Finally, in 2021, the government, for the first (and as of now the only) time, allowed the feminist march in Almaty. It was the biggest march in the country's history, and at the time, it seemed that Kazakhstan was finally moving in the direction of gender equality by respecting its citizens' rights for peaceful protests, rallies, and marches.

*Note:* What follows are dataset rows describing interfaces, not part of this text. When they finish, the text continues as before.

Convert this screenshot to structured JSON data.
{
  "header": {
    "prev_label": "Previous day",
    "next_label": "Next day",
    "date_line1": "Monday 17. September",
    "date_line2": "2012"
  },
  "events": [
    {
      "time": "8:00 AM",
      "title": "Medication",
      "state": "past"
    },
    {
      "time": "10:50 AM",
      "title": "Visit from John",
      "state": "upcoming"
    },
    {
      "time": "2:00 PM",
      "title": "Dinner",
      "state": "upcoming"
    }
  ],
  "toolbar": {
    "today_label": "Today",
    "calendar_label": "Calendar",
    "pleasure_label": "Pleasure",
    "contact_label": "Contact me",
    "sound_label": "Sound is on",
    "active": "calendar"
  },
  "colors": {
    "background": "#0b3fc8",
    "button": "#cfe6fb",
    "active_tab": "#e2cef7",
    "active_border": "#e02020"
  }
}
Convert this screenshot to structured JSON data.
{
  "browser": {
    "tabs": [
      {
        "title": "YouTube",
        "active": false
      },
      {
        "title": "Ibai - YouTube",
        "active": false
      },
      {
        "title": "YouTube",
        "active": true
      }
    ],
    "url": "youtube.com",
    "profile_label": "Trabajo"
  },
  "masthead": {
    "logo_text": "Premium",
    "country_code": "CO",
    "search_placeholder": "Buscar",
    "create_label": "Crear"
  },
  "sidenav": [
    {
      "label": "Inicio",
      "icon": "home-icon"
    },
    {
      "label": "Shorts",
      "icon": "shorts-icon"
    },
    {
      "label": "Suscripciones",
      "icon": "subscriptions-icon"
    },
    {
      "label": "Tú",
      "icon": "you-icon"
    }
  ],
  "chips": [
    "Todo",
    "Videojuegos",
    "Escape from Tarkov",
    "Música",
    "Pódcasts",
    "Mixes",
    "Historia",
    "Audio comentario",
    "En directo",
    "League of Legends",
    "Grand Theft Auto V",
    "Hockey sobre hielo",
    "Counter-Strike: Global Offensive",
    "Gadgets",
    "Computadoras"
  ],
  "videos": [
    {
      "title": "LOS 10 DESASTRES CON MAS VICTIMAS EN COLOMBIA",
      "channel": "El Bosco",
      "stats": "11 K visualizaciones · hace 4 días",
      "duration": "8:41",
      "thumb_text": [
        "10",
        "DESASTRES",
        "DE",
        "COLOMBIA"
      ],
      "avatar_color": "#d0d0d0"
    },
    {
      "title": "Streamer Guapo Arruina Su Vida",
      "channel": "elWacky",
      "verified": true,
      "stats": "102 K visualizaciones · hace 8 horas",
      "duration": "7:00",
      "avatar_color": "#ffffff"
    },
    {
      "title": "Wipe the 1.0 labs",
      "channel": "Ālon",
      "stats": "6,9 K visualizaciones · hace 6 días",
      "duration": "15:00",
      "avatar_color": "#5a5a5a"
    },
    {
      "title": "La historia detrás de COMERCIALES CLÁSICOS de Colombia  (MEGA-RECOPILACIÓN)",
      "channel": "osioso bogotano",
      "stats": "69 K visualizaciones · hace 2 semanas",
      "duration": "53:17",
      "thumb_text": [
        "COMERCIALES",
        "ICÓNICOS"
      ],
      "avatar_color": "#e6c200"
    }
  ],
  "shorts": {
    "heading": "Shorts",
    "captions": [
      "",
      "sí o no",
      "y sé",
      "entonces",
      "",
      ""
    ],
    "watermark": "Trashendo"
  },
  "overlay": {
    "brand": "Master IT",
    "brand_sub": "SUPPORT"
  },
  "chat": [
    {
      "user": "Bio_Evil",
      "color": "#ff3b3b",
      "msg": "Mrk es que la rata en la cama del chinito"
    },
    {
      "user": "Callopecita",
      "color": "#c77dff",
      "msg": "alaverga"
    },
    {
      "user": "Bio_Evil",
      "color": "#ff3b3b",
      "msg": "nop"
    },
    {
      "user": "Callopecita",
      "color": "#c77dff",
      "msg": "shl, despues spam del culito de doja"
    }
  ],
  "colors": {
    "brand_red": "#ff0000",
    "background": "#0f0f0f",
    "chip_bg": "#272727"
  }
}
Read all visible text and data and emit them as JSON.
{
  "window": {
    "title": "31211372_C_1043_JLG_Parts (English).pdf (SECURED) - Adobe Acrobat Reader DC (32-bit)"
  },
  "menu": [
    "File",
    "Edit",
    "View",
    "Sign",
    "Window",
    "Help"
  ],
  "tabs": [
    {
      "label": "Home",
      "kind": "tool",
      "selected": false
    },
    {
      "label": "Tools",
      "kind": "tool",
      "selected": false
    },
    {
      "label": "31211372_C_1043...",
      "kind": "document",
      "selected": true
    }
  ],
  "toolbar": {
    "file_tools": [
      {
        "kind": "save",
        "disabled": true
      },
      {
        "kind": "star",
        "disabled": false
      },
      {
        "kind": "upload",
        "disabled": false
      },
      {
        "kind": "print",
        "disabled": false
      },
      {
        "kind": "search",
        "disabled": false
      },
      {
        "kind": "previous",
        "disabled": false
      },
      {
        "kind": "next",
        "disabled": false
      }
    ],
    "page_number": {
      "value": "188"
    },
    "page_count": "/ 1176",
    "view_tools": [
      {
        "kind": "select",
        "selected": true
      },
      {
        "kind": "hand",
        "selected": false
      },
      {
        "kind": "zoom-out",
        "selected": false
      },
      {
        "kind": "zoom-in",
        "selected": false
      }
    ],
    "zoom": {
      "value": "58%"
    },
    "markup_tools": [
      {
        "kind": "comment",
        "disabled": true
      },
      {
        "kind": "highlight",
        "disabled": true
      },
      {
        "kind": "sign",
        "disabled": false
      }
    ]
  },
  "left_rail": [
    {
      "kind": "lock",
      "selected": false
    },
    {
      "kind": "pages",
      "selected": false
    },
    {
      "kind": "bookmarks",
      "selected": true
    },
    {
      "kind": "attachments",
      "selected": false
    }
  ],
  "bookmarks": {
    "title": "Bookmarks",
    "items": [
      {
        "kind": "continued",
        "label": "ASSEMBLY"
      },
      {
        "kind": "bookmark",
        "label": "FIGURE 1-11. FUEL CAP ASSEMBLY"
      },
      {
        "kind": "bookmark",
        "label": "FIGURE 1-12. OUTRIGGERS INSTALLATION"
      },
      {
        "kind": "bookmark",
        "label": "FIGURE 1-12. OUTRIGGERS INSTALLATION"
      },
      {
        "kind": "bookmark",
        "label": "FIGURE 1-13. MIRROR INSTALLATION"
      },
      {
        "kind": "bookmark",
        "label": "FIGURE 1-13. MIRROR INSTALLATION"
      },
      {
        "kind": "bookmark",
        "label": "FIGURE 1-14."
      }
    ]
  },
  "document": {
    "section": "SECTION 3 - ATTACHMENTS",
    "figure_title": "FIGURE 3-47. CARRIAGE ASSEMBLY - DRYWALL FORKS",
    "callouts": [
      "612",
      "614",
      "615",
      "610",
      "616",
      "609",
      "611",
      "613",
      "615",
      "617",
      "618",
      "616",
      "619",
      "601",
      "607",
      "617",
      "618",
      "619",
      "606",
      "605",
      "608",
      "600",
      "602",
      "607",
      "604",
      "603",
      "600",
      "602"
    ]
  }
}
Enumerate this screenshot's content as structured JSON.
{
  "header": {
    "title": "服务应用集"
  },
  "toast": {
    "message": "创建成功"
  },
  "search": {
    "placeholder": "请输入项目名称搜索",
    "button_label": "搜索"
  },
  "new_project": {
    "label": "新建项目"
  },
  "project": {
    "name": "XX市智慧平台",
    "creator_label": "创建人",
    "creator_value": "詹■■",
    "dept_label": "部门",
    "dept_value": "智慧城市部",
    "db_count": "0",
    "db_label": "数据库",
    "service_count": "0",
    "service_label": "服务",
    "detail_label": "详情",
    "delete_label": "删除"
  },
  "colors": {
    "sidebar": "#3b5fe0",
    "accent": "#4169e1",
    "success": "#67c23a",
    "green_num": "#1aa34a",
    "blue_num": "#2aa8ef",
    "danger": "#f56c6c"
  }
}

However, in the years after, even though the rallies were approved by the officials, according to feminists, it was hard to get them approved.

“In 2021, we thought that this was our legal right [because] we showed that there are many of us and it is peaceful without incidents,” Fonova said in last year’s interview with the Caspian Post, adding that based on how hard it was to get rallies authorized in 2022 and 2023, she wasn’t sure if anything would be possible this year. 

As of now, neither the march nor the rally have been approved by the mayor’s office. 

The Mayor’s Response

The Mayor of Almaty, Yerbolat Dosayev, when asked why the authorities have not given permission for this year’s march, gave a vague explanation. He started by saying that “a lot has changed after 2021” and that feminists didn’t apply for a rally, only for a march, Masa Media reports.

 “In accordance with the law, there are appropriate answers in the prescribed manner. The right to hold a march remains with the city. All arguments given by the Department of Community Development remain the same and without changes. If other applications are submitted in a different format, we will consider them as expected,” said Dosayev. 

In response to these claims, the organizers of the women’s march explained that “Dosayev showed obvious ignorance about the work of his own department and himself,” Radio Azattyq reports. They further argued that there were four applications for marches in the form of demonstrations and rallies. Since March 2023, there have been around ten applications and notifications, all of which were rejected. 

February: Wave of the Feminists’ Single Pickets

Kazakhstani feminists’ refusal to give up on their right to have peaceful marches and demonstrations is inspiring more and more activists and local residents to come out to the streets with their single pickets in support of the women’s march this year.

Below are the events that have taken place in Almaty this February in solidarity with the women’s march:

  • • 1 February: a group of leading feminists held a press conference to express their position and share the government’s refusal to allow the march.
  • • 2 February: Lia Bergen, an activist, held a single picket at the Republic Square. 
  • • 3 February: Veronica Fonova held a single picket in the city center, during which she got attacked by two males.
  • • 6 February: Veronica Fonova held another single picket in front of the Kazakh National Opera and Ballet Theatre.
  • • 9 February: Temirlan Yensebek, an activist from the Oyan, Qazaqstan! civil rights movement held a single picket in support of the women’s march at the Republic Square.
  • • 10 February: Aqtorkyn Aqkenzhebalasy, an activist from the Feminita feminist initiative, held a single picket in front of the monument “Tauelsizdik Tany” (Kazakh: The dawn of independence). A few days later, activists from the December 1986 protest were “cleansing” this place of homosexuals. 
  • • 14 February: two activists, Zhanar Sekerbayeva and Kamila Yensegen, held single pickets in different locations in Almaty.
  • • 16 February: Diana Timofeeva, a local resident, held a single picket next to the Globus shopping center.
  • • 17 February: Zhanar Sekerbayeva’s second picket of the month and two pickets held by activist Gulbaqyt Otebaeva. 
  • • 19 February: Diana Jumagulova-Matweewa, a journalist, held a single picket in front of the Kazakh National Opera and Ballet Theatre.
  • • 24 February: Arina Osinovskaya, an activist, held a single picket on Panfilov Street and Alua Nurasheva, a journalist and student, held a single picket at Gandhi Park.
  • • 25 February: Shamshat, an eco- and fem-activist, held a single picket in the KazakhFilm area. 
  • • 27 February: Aisulu Toishibek, a journalist, held a single picket at the Zhibek-Zholy metro station. 

With a week left before International Women’s Day, we are yet to find out whether Almaty’s mayor will let the women express their right to celebrate Women’s Day the way they want.